According to a Colorado State University Extension agronomy specialist’s paper, published on the extension’s website in September 2010, the U.S. Food and Drug Administration does require labeling of genetically engineered food under the following conditions:
if the food has a significantly different nutritional property;
if a new food includes an allergen that consumers would not expect to be present (e.g., a peanut protein in a soybean product);
if a food contains a toxicant beyond acceptable limits.
The FDA has since proposed voluntary guidelines for labeling food for genetically engineered ingredients, according to the paper.
Awareness of genetically engineered food and the desire for labeling has been growing.
The Center for Food Safety announced Tuesday that it has filed a legal petition with the FDA on behalf of the Just Label It campaign, signed by health, consumer, environmental, farming organizations and food companies. The campaign is pushing the FDA to require the labeling of all food produced using genetic engineering.
The Right2Know movement’s inspiration is Joseph Wilhelm of Germany, who organized two marches in Europe to protest the use of GMOs in agriculture. Thousands took part in a 736-mile march in Germany in 2007. Right2Know is the first such march in America, and Wilhelm joined in.
Taking a seat after a long day of walking, he bounced to his feet again to talk about why putting identifying labels on GMO food is important.
“It’s about choice. People don’t know what they’re eating,” said Wilhelm, founder of the organic food company Rapunzel. “GMO in food is a complex issue. There are many reasons why it is a danger to the environment, to farmers, to people. It reduces natural biodiversity. And all farmers will depend on multinational companies that produce these GMO seeds. For thousands of years, farmers were developing their own seeds. But with the spread of GMOs, each year, farmers have to buy seeds from these biotech companies, and also the herbicides to go with them.”
That’s because GMO crops are designed to withstand herbicides such as glyphosate, commonly known as Roundup. The problem is that repeated use of the chemical has given rise to superweeds that have become resistant to Roundup, said Wilhelm.
“At the end of the day, we’re trying to raise awareness.
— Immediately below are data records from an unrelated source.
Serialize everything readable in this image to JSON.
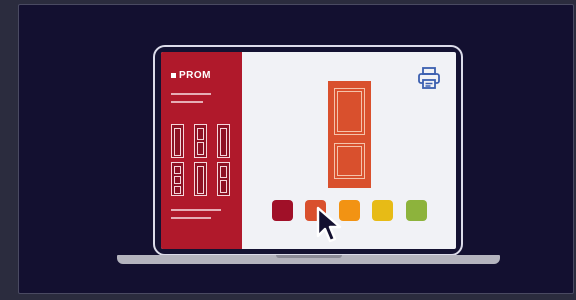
{
  "app": {
    "brand": "PROM"
  },
  "icons": {
    "print": "printer-icon",
    "cursor": "mouse-pointer-icon",
    "logo_mark": "square-logo-mark"
  },
  "colors": {
    "brand": "#b0192b",
    "selected_door": "#d9502d",
    "background": "#131030"
  },
  "swatches": [
    {
      "color": "#a01028"
    },
    {
      "color": "#d9502d"
    },
    {
      "color": "#f29313"
    },
    {
      "color": "#e7bb16"
    },
    {
      "color": "#8db33c"
    }
  ]
}
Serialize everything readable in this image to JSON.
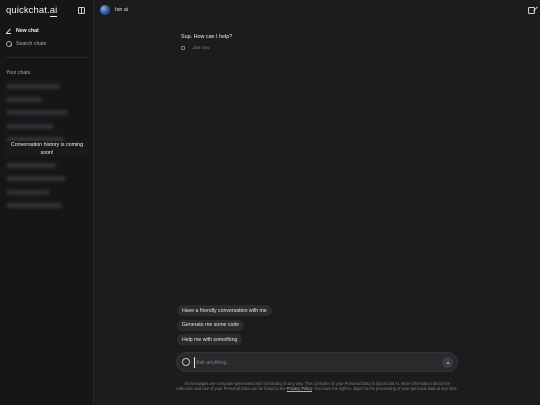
{
  "sidebar": {
    "brand": {
      "prefix": "quickchat.",
      "suffix": "ai"
    },
    "new_chat": "New chat",
    "search_chats": "Search chats",
    "your_chats": "Your chats",
    "history_note": "Conversation history is coming soon!"
  },
  "header": {
    "bot_name": "Ion ai"
  },
  "conversation": {
    "bot_message": "Sup. How can I help?",
    "meta_separator": "·",
    "timestamp": "Just now"
  },
  "suggestions": [
    "Have a friendly conversation with me",
    "Generate me some code",
    "Help me with something"
  ],
  "composer": {
    "placeholder": "Ask anything..."
  },
  "disclaimer": {
    "part1": "All messages are computer-generated and not binding in any way. The controller of your Personal Data is Quickchat AI. More information about the collection and use of your Personal Data can be found in the ",
    "link": "Privacy Policy",
    "part2": ". You have the right to object to the processing of your personal data at any time."
  }
}
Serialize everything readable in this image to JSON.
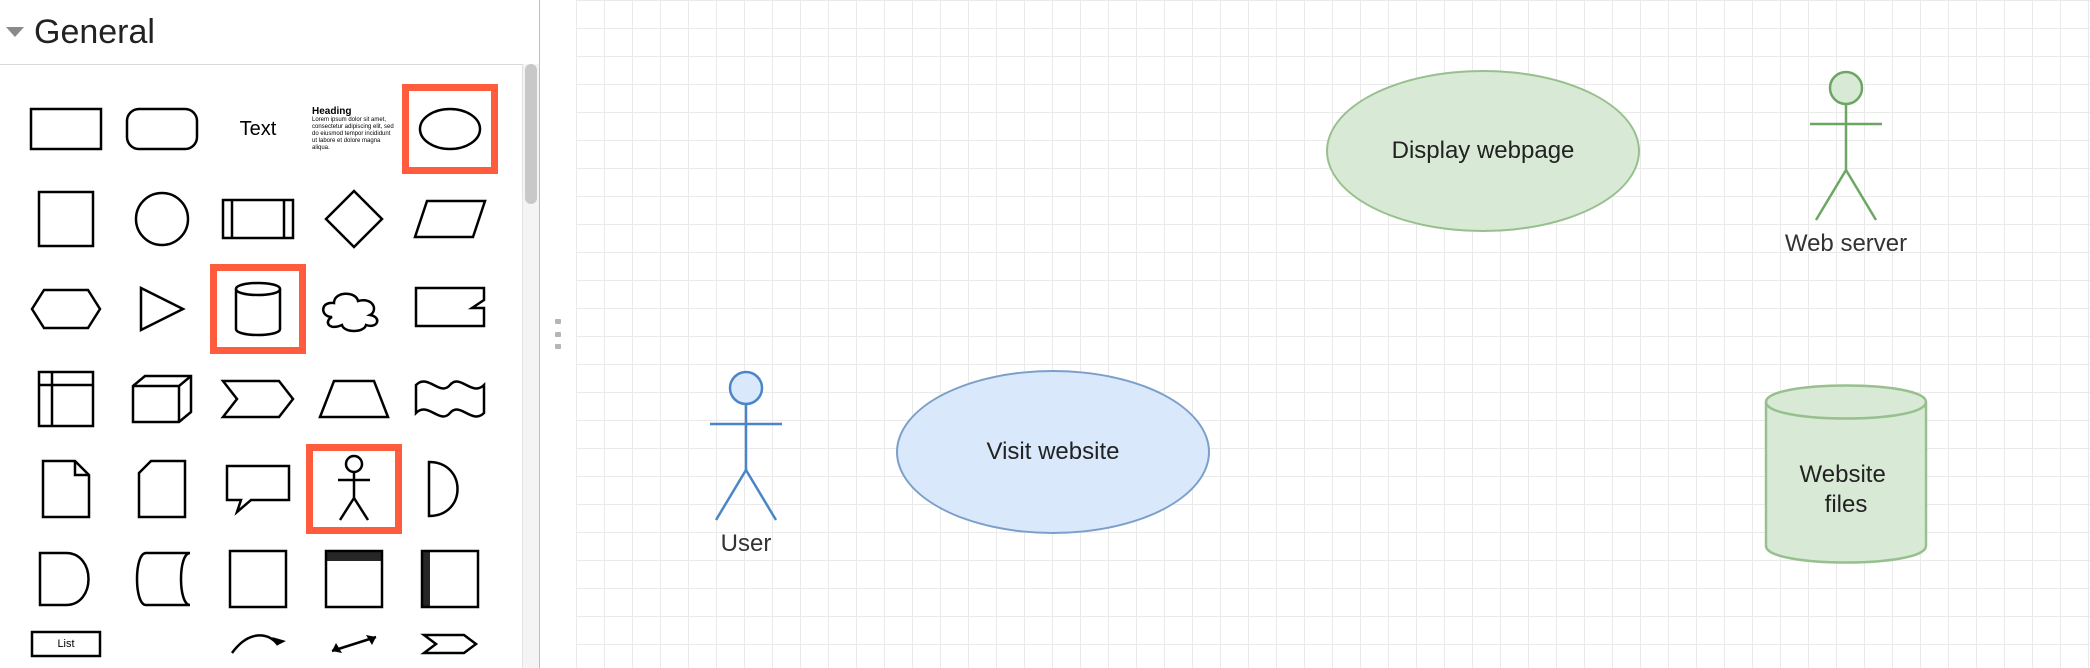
{
  "sidebar": {
    "section_title": "General",
    "shapes": {
      "text_label": "Text",
      "heading_label": "Heading",
      "list_label": "List"
    },
    "highlighted": [
      "ellipse",
      "cylinder",
      "actor"
    ]
  },
  "canvas": {
    "nodes": {
      "user": {
        "label": "User",
        "type": "actor",
        "color": "#4a86c7"
      },
      "visit_website": {
        "label": "Visit website",
        "type": "ellipse",
        "fill": "#dae8fc",
        "stroke": "#7b9fc9"
      },
      "display_webpage": {
        "label": "Display webpage",
        "type": "ellipse",
        "fill": "#d8ead6",
        "stroke": "#98bf8e"
      },
      "web_server": {
        "label": "Web server",
        "type": "actor",
        "color": "#6da664"
      },
      "website_files": {
        "label": "Website files",
        "type": "cylinder",
        "fill": "#d8ead6",
        "stroke": "#98bf8e"
      }
    }
  },
  "colors": {
    "highlight": "#ff5b3d",
    "blue_fill": "#dae8fc",
    "blue_stroke": "#7b9fc9",
    "green_fill": "#d8ead6",
    "green_stroke": "#98bf8e"
  }
}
We hope to send a message to Mr. Obama in Washington,” he said.
Some marchers said that while they are concerned with the possible implications of GMO in food, they understand that some people may want to continue using it. It’s a question of knowing what you’re buying, and a simple label can let people make a choice, said marcher Jean Sobus.
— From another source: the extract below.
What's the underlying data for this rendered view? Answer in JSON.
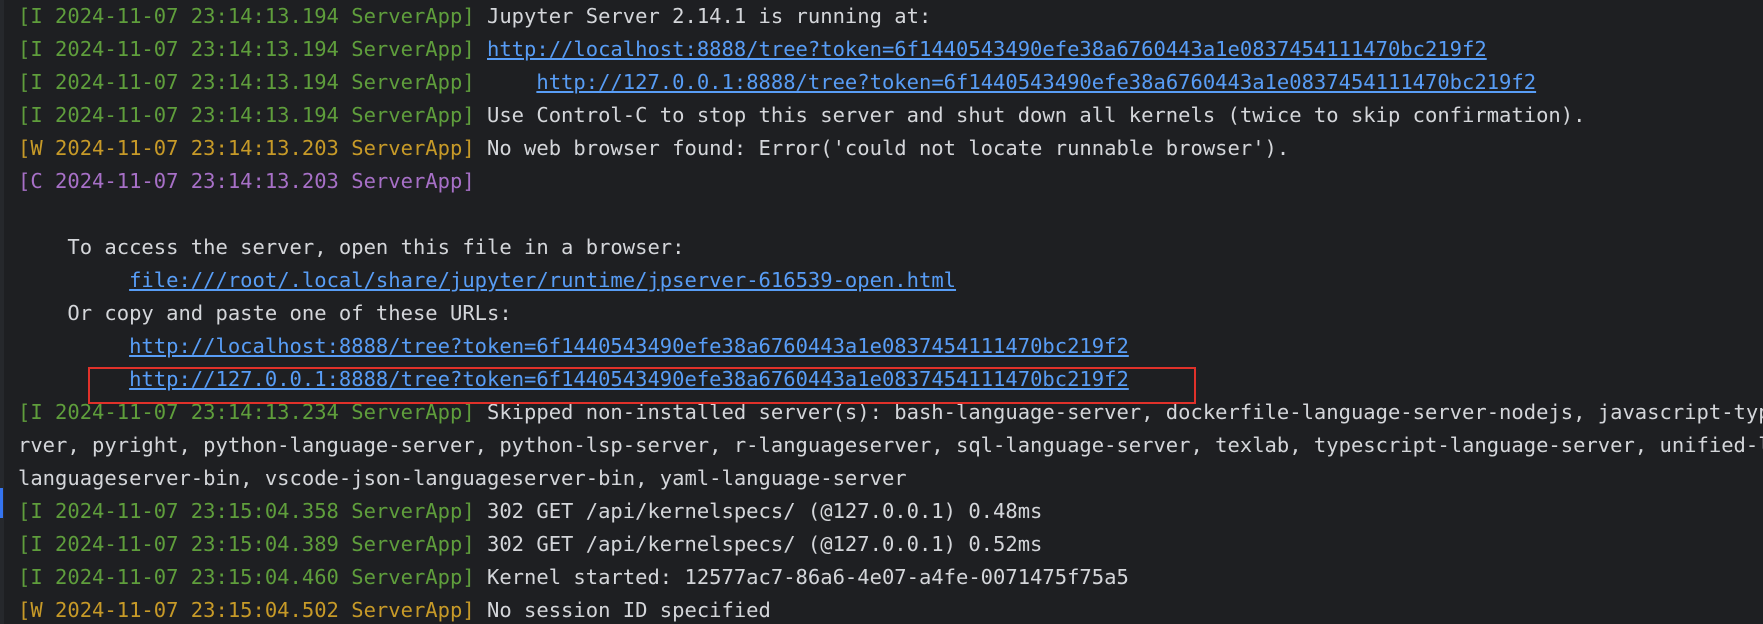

She joined the group in New York, lugging her camping gear there from her Baltimore home.
“I’m a mother. It’s extremely important that my kids have food that’s healthy and not harmful,” Sobus said. “My husband and I and others we know are developing food allergies. It’s shocking to realize you’re getting GMOs without knowing it. I try to buy certified organic foods, but in no way can I be sure. Pollen from GMO crops floats to other, organic crops too.”
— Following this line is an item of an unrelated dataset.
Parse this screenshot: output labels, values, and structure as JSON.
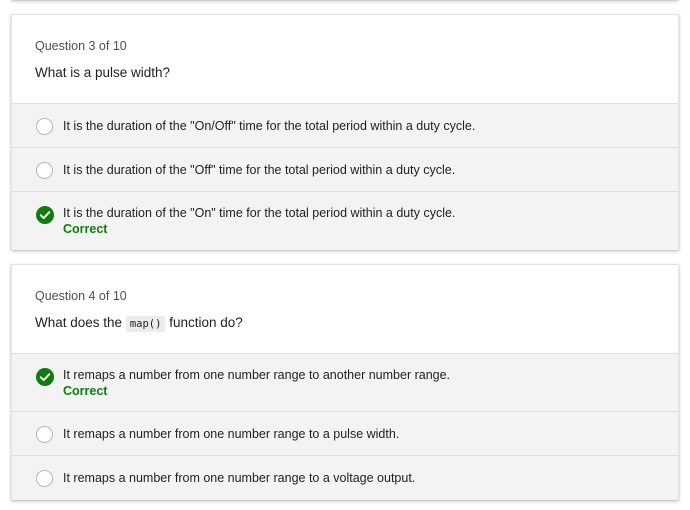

Ariel Vegosen of Washington, D.C., said the movement is buoyed by participation from every sector. Representatives from food companies and anti-GMO organizations have joined in.
“It’s rare to have businesses, organizations and regular individuals together in a march for a cause. It shows that every sector is concerned about GMO food,” she said.
For more information on the march, go to Right2knowmarch.org.
For more information about labeling genetically engineered food, visit www.ext.colostate.edu/pubs/foodnut/09371.html.
Manasee Wagh: 215-949-4206;